Here is a little breakdown of some basic tooling cost [without shipping cost]

  1. Frame jig $1,200, 1,850, 3,500, 3,700 and up to $7,000.00
  2. Fork jig $600 to 850
  3. Brazing torch $300 to 800
  4. Files $100
  5. Tube blocks $75 to 120 [or make them yourself]
  6. Hacksaw $20 to 30
  7. Vice with soft copper jaws $30 to 250
  8. Work table $free to 200
  9. Frame building book $75 and videos $100 to 200
  10. BB facer and chaser $400/600
  11. HT reamer $300/600
  12. ST reamer $100/200
  13. Alignment table $1,400/3,000
  14. Fork raking tool $300
  15. Emory cloth $20/50
  16. Flux and silver $100
  17. Dremel tool $50
  18. Chop saw $200
  19. Materials for one lugged bike $200.00
  20. Having someone else powder coat or paint your bike $100 to $500 [spray bomb priceless;)

Some more tooling items of interest.

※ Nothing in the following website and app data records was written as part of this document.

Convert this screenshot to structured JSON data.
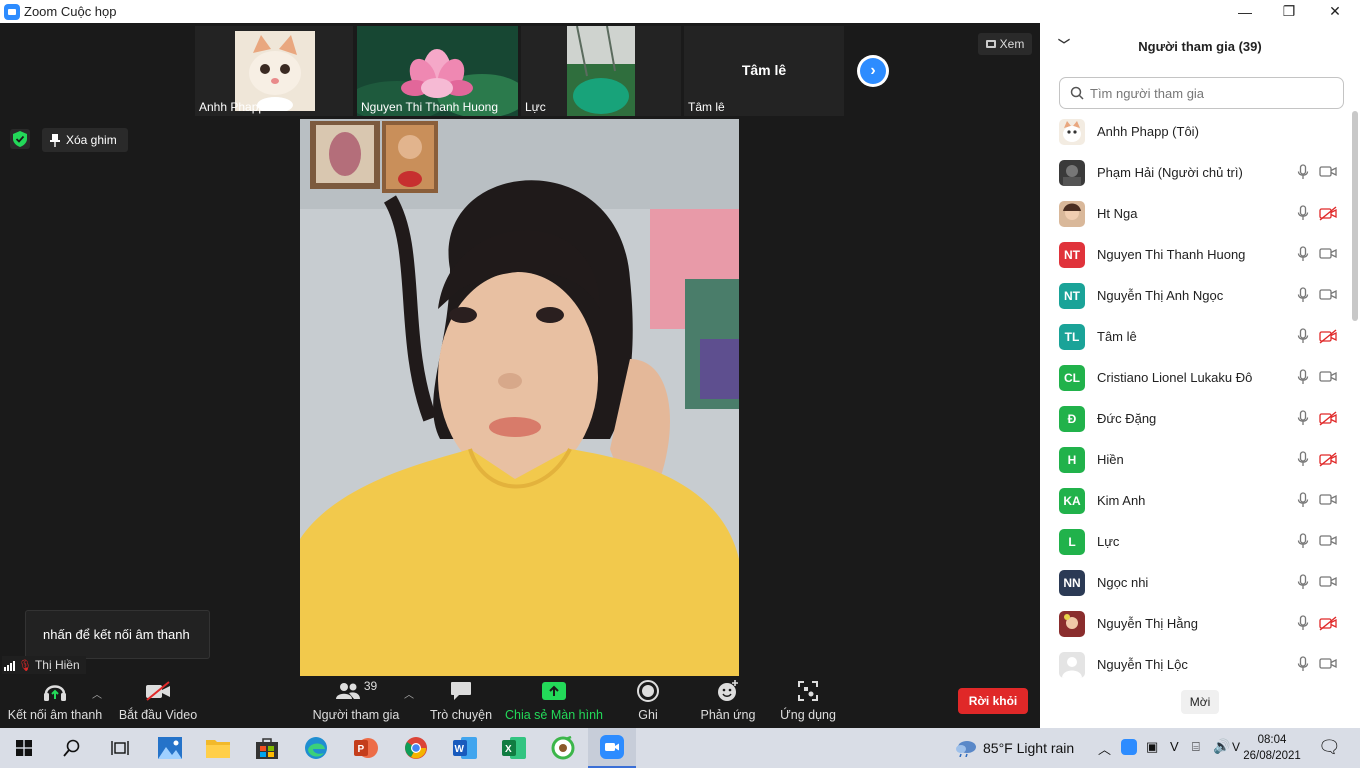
{
  "window": {
    "title": "Zoom Cuộc họp",
    "minimize": "—",
    "maximize": "❐",
    "close": "✕"
  },
  "thumbnails": [
    {
      "name": "Anhh Phapp"
    },
    {
      "name": "Nguyen Thi Thanh Huong"
    },
    {
      "name": "Lực"
    },
    {
      "name": "Tâm lê",
      "center_label": "Tâm lê"
    }
  ],
  "view_button": {
    "label": "Xem"
  },
  "unpin": {
    "label": "Xóa ghim"
  },
  "tooltip": {
    "text": "nhấn để kết nối âm thanh"
  },
  "active_speaker": {
    "name": "Thị Hiền"
  },
  "toolbar": {
    "audio": "Kết nối âm thanh",
    "video": "Bắt đầu Video",
    "participants": "Người tham gia",
    "participants_count": "39",
    "chat": "Trò chuyện",
    "share": "Chia sẻ Màn hình",
    "record": "Ghi",
    "reactions": "Phản ứng",
    "apps": "Ứng dụng",
    "leave": "Rời khỏi"
  },
  "panel": {
    "title": "Người tham gia (39)",
    "search_placeholder": "Tìm người tham gia",
    "invite": "Mời",
    "participants": [
      {
        "name": "Anhh Phapp (Tôi)",
        "initials": "",
        "avatar": "cat",
        "mic": false,
        "cam": "none"
      },
      {
        "name": "Phạm Hải (Người chủ trì)",
        "initials": "",
        "avatar": "photo-dark",
        "mic": true,
        "cam": "on"
      },
      {
        "name": "Ht Nga",
        "initials": "",
        "avatar": "photo-face",
        "mic": true,
        "cam": "off"
      },
      {
        "name": "Nguyen Thi Thanh Huong",
        "initials": "NT",
        "color": "#e0333b",
        "mic": true,
        "cam": "on"
      },
      {
        "name": "Nguyễn Thị Anh Ngọc",
        "initials": "NT",
        "color": "#1aa398",
        "mic": true,
        "cam": "on"
      },
      {
        "name": "Tâm lê",
        "initials": "TL",
        "color": "#1aa398",
        "mic": true,
        "cam": "off"
      },
      {
        "name": "Cristiano Lionel Lukaku Đô",
        "initials": "CL",
        "color": "#21b24b",
        "mic": true,
        "cam": "on"
      },
      {
        "name": "Đức Đặng",
        "initials": "Đ",
        "color": "#21b24b",
        "mic": true,
        "cam": "off"
      },
      {
        "name": "Hiền",
        "initials": "H",
        "color": "#21b24b",
        "mic": true,
        "cam": "off"
      },
      {
        "name": "Kim Anh",
        "initials": "KA",
        "color": "#21b24b",
        "mic": true,
        "cam": "on"
      },
      {
        "name": "Lực",
        "initials": "L",
        "color": "#21b24b",
        "mic": true,
        "cam": "on"
      },
      {
        "name": "Ngọc nhi",
        "initials": "NN",
        "color": "#2b3a55",
        "mic": true,
        "cam": "on"
      },
      {
        "name": "Nguyễn Thị Hằng",
        "initials": "",
        "avatar": "photo-red",
        "mic": true,
        "cam": "off"
      },
      {
        "name": "Nguyễn Thị Lộc",
        "initials": "",
        "avatar": "blank",
        "mic": true,
        "cam": "on"
      }
    ]
  },
  "taskbar": {
    "weather": "85°F  Light rain",
    "time": "08:04",
    "date": "26/08/2021"
  }
}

  1. Vertical milling machine [used Bridgeport type] $600, 1,200 to 3,000
  2. Large lathe $1,500/3,000
  3. Horizontal mill [for tube notching] $50 to 1,000
  4. Tube notching system $200 [crap] $2,000 to 3,000
  5. belt sander $200 to $300
  6. bench grinder $50/600
  7. Brazing ventilation equipment $1,000
  8. Sandblast cabinet $1,000 to $4,000
  9. Compressor $1,000 to $5,000
  10. Cold saw $1,000 to $4,000
  11. TIG welder $2,000 to $4,000
  12. Welding table $100 to 400
  13. Misc bicycle hand tools $1,500
  14. Wash tank $200 to $1,200
  15. Air lines $50 to $500
  16. Hand held belt sander $50 to 500

I know that many people can be more resourceful in acquiring machines and tools raw materials etc…to make this all cheaper and that is great an all, so why are you asking me about building then?
Ok, sorry. Got a little distracted;)

You may think that I really want to be shown how to do this? Well no problem there are many classes to take.

  1. United Bicycle Institute
  2. Hot Tubes
  3. Yamaguchi Bicycle Framebuilding School
  4. Doug Fattic [I have no info, but I know he teaches in MI.]
  5. I am sure there are others, but I do not have the specific info.

Other useful links: Sputnik tool
Yahoo Australia | News, email and search

This is all I can think of for now. Good luck with your endeavors!

Sincerely Mike Flanigan/ANT

Haha love it, the guy has just about written a novel and finishes it with “This is all I can think of for now”!!!


Where the fuck are all the Australian framebuilders? I can thing of baum, llewellyn, paconi…

Thanks guys. Much appreciated. Looks like I’ve got a lot of reading to do :-o

I am pretty partial to Llewellyn bikes. Vanilla, in the states, are also pretty sexy.

yeah, not much mention of aussie builders there, but i think the sites he mentions have something to offer builders i.e., paint, jigs, parts, tubes, whatever. I guess Kookie could get a mention for his Kaisei connections…

following a few of those links around last night, i stumbled upon some pretty firey stuff on frame building sites… those dudes really get stuck into it.

they certainly do. the north american handmade bicycle show is the perfect example.

i’ve been thinking it would be cool to make a frame from bamboo, and then i saw this picture on shifterbikes, Website Disabled
the only thing stopping me is i don’t have access to any bamboo. i imagine you probably need some fresh stuff, and not the kind they sell at bunnings which splits easily.
i can fibreglass a lot better then i can weld. i could probably even make carbon/fiberglass lugs for the frame with a bit of effort.

bamboo and carbon MTB

The Bamboo Guru

Thats so cool! I like the contrast between new and… well organic.

yeah, i looked at all of those. i believe the best way to make one would be to cut up an old frame, and use the intersection of the tubes as internal joiners, and socket the bamboo tubes onto them.


Anyone else have a Year 8 IT teacher who preached dvorak, but only to those who’d get-it? (yes, a nerd I am)

Go on then, click.